More important, the U.S. government also takes the position that any American citizen who exhorts the Egyptian people to violently overthrow their dictatorial regime is a supporter of terrorism and will be arrested, prosecuted, and convicted in U.S. federal court of providing material support to terrorism.

Consider the case of the New York lawyer Lynne Stewart. That 73-year-old woman is currently residing in a federal penitentiary. Her crime? She passed a note from her client, Sheikh Omar Abdel-Rahman, aka “the blind sheikh,” to the press that exhorted Egyptians to violently overthrow the Egyptian regime. For that, she was convicted of providing material support to terrorists and sentenced to 10 years in jail.

(As an interesting aside, the New York Times related that in his acceptance speech Morsi promised to work for the release of Abdel Rahman, who is currently serving a life sentence in a federal penitentiary for conspiracy to commit terrorist acts within the United States, something that an Obama official said had a “zero chance” of happening.)

So, under U.S. law it’s presumably still okay to recite the principle expressed in the Declaration of Independence — that people suffering under tyranny have the right to violently overthrow their government. But as the Stewart case has demonstrated, under U.S. law it is now illegal to exhort foreigners to actually exercise that right within their own country … but with the following caveat: It’s illegal to do so only when the regime happens to be a loyal member of the U.S. Empire, such as Egypt’s military dictatorship. If the dictatorship is not a member of the U.S. Empire, like with Syria, then it is apparently still legal for Americans to exhort people to violently overthrow their dictatorship, as demonstrated by the fact that President Obama and many members of Congress are currently exhorting Syrians to do precisely that.

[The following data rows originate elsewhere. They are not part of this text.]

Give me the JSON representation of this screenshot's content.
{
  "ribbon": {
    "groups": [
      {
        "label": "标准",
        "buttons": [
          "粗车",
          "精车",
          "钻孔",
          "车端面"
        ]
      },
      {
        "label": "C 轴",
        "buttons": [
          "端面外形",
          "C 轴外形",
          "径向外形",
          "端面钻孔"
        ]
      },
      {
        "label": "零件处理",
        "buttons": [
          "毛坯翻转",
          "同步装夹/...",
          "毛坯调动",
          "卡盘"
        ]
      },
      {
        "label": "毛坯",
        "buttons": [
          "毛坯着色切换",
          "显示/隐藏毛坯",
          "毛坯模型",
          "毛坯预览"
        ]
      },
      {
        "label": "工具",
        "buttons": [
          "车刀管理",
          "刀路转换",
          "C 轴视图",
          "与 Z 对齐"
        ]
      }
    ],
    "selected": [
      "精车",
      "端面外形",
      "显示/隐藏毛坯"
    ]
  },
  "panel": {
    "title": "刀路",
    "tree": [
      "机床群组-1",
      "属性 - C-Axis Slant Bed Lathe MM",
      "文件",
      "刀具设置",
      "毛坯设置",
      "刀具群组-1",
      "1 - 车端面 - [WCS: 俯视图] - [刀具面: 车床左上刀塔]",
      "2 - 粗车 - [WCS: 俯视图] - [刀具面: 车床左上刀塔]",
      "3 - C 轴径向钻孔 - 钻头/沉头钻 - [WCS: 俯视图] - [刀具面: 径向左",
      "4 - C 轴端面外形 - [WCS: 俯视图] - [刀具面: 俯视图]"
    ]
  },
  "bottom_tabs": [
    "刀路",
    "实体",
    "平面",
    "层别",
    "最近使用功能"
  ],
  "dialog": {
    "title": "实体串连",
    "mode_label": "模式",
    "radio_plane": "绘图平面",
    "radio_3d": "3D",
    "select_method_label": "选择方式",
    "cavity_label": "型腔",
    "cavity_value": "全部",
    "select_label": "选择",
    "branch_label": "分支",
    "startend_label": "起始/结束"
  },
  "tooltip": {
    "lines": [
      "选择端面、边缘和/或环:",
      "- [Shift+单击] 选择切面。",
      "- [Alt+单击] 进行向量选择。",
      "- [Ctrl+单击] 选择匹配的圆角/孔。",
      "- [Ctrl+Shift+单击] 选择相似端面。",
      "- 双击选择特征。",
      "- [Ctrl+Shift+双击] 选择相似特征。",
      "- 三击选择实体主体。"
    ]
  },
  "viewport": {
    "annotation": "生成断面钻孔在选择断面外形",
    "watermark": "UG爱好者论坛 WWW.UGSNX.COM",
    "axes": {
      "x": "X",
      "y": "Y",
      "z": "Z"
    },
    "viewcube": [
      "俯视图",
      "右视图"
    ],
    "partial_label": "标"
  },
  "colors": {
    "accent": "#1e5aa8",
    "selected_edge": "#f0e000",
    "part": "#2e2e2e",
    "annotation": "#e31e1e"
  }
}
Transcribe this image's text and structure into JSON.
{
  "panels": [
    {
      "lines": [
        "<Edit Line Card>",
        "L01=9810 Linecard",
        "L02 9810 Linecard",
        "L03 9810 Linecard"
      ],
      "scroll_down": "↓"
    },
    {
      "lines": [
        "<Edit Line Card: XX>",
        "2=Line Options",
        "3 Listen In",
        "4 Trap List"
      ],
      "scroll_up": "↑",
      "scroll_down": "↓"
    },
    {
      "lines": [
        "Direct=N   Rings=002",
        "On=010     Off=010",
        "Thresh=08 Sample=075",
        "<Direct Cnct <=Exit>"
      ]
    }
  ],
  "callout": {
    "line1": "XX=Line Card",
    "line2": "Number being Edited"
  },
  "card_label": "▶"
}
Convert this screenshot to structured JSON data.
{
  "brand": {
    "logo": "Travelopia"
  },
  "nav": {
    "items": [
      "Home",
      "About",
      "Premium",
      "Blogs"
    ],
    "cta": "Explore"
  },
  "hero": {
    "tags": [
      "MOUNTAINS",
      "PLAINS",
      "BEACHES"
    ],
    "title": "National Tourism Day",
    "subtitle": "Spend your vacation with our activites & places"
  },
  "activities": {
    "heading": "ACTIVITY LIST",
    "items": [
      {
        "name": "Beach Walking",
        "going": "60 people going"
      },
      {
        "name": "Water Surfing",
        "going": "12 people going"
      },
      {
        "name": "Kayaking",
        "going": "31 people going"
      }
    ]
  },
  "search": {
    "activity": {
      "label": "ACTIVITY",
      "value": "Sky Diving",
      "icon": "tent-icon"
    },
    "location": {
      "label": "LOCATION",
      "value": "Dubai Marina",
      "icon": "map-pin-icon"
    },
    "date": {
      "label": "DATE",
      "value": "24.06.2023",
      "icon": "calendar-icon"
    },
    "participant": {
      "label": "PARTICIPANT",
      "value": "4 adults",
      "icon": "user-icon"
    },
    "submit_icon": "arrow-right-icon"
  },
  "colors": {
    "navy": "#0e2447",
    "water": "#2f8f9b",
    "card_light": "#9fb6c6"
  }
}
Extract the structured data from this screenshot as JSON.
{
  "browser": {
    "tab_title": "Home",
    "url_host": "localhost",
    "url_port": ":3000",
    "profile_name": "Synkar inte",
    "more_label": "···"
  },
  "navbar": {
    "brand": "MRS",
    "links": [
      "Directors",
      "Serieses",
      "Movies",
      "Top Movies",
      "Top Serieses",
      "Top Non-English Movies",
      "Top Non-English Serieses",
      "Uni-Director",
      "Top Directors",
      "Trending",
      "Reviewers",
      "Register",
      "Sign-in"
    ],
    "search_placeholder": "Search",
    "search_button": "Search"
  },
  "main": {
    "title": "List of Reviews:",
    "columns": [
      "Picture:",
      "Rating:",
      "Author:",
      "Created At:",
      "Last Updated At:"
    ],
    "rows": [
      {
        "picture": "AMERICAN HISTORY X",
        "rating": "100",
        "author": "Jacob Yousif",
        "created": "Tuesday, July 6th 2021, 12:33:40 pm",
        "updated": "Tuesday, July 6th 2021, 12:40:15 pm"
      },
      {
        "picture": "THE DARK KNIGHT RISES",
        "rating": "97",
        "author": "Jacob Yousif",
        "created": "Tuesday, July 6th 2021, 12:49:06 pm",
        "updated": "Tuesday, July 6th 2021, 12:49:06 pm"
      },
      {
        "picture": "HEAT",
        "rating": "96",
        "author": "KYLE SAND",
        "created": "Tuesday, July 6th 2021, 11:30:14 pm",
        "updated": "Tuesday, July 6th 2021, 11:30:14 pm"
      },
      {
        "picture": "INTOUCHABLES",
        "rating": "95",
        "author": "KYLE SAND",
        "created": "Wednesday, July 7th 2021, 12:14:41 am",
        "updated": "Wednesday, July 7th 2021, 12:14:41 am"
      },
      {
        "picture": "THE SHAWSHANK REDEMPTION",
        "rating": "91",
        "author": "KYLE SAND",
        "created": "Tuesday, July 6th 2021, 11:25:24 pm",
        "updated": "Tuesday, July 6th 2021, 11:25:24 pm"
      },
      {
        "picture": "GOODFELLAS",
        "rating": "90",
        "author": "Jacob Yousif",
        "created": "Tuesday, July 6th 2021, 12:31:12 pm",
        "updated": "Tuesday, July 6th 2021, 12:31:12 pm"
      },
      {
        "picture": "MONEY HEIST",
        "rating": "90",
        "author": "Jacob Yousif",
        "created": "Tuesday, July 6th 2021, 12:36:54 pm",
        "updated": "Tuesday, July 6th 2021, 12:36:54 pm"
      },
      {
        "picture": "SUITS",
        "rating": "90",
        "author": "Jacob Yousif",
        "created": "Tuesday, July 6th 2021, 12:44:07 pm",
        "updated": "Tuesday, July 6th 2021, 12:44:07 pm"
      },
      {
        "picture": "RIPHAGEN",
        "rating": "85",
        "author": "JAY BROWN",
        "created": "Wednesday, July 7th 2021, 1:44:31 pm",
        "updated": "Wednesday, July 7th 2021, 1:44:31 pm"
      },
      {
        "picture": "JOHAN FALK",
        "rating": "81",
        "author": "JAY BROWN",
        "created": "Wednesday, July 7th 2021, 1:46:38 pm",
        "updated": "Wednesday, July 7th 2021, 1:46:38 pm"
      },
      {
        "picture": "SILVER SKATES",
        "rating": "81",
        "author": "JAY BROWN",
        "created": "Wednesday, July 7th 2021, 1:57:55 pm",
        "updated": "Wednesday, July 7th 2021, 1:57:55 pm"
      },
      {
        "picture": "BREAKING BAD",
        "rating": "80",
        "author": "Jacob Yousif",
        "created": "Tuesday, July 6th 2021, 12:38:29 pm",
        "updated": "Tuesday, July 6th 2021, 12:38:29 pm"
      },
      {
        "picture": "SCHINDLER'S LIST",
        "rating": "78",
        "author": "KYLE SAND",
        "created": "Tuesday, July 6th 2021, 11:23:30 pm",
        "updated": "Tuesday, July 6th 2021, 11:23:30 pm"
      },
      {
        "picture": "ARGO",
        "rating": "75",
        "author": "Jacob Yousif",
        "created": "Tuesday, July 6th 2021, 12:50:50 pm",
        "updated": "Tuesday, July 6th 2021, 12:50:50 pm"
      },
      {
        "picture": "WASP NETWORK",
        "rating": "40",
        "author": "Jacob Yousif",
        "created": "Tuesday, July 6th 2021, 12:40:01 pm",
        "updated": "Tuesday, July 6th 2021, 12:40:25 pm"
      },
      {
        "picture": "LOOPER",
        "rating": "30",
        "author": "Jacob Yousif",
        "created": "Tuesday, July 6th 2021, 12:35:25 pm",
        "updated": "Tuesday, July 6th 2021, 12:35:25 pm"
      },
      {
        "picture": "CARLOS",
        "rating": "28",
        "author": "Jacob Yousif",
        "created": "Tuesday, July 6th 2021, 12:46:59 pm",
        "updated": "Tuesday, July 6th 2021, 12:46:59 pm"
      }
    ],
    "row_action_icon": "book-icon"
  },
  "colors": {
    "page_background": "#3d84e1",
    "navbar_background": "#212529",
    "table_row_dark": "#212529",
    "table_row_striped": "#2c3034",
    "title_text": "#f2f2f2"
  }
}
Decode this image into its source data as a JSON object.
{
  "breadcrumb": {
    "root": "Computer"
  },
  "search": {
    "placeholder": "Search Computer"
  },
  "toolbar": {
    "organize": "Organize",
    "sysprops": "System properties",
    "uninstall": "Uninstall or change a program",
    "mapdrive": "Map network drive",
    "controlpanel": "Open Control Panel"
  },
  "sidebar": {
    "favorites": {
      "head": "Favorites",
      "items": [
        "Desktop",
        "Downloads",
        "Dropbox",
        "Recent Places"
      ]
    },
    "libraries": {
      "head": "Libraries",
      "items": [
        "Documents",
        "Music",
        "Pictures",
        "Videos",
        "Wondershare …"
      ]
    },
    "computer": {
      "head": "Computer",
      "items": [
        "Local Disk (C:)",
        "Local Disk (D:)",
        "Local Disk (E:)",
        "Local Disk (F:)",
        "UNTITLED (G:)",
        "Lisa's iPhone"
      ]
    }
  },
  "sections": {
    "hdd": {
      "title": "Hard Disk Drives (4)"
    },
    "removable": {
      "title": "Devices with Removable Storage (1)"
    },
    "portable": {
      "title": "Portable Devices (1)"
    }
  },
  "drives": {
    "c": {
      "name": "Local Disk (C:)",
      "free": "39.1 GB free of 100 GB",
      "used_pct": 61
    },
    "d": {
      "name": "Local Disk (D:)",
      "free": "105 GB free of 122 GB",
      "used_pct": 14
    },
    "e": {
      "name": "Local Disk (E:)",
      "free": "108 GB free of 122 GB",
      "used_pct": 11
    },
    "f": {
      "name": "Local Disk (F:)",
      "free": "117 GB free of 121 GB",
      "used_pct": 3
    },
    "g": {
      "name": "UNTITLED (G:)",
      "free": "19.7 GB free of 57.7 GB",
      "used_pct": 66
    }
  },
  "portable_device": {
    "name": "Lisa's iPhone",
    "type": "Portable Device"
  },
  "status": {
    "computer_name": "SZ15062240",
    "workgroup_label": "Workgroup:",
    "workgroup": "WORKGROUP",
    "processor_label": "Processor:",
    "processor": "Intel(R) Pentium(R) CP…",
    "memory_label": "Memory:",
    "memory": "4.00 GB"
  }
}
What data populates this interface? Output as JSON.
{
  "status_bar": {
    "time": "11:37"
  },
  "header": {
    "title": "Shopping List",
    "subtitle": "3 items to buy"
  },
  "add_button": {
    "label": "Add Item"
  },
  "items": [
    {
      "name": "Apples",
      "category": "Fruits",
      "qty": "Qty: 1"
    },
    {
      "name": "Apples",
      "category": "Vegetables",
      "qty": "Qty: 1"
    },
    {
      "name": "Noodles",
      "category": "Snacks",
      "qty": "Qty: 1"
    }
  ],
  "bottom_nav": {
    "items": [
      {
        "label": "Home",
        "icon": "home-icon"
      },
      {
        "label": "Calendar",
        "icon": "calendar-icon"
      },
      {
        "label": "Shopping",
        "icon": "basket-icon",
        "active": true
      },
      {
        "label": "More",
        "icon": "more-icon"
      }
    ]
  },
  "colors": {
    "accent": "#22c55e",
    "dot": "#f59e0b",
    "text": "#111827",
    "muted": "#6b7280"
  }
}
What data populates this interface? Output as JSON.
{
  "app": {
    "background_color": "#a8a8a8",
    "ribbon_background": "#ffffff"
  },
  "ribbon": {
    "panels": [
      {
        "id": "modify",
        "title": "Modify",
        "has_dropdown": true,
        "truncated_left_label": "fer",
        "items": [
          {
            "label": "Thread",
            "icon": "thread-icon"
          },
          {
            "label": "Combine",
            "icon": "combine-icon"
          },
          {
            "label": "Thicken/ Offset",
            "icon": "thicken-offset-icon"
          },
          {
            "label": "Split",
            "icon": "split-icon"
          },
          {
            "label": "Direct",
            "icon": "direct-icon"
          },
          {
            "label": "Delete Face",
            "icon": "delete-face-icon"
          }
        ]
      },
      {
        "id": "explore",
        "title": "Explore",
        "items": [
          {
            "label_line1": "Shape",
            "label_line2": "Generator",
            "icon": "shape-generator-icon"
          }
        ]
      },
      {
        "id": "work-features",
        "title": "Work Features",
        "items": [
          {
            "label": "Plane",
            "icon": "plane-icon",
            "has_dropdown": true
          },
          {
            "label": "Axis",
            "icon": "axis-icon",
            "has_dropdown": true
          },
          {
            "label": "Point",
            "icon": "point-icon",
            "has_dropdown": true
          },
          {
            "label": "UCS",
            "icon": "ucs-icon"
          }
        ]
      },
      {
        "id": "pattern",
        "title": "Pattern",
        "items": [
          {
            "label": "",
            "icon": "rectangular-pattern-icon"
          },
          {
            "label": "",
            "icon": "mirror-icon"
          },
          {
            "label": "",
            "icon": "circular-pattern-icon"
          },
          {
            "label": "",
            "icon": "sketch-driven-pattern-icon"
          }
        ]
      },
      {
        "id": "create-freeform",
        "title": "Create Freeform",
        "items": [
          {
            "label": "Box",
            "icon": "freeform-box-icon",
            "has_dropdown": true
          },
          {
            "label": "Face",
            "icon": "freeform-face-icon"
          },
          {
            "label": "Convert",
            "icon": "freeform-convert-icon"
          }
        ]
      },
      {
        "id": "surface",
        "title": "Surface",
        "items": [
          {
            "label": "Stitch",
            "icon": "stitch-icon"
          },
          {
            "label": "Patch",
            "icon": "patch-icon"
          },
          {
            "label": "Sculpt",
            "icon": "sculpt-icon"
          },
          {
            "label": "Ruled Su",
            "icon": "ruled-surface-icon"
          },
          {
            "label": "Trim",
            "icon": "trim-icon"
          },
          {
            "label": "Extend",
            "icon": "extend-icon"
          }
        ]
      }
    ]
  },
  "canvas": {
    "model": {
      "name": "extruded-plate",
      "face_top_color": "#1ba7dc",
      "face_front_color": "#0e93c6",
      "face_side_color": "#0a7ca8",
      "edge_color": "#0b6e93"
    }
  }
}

It all goes to show how the U.S. national security state that was brought into existence in 1947, as well as the U.S. government’s embrace of a vast overseas military empire, have warped and perverted American values. U.S. officials, especially in the Pentagon and the CIA, have become much like the British soldiers in the movie “The Bridge Over the River Kwai.” In that movie, the British POWS became so vested with building an enormous bridge on orders of their Japanese captors that they totally lost sight of who the enemy was. In the same way, U.S. officials have become so vested with their partnership with the Egyptian military dictatorship that they have lost sight of the fact that tyranny and oppression should always be the enemy of the American people.

This post was written by:

Jacob G. Hornberger is founder and president of The Future of Freedom Foundation. He was born and raised in Laredo, Texas, and received his B.A. in economics from Virginia Military Institute and his law degree from the University of Texas. He was a trial attorney for twelve years in Texas. He also was an adjunct professor at the University of Dallas, where he taught law and economics. In 1987, Mr. Hornberger left the practice of law to become director of programs at the Foundation for Economic Education. He has advanced freedom and free markets on talk-radio stations all across the country as well as on Fox News’ Neil Cavuto and Greta van Susteren shows and he appeared as a regular commentator on Judge Andrew Napolitano’s show Freedom Watch. View these interviews at LewRockwell.com and from Full Context. Send him email.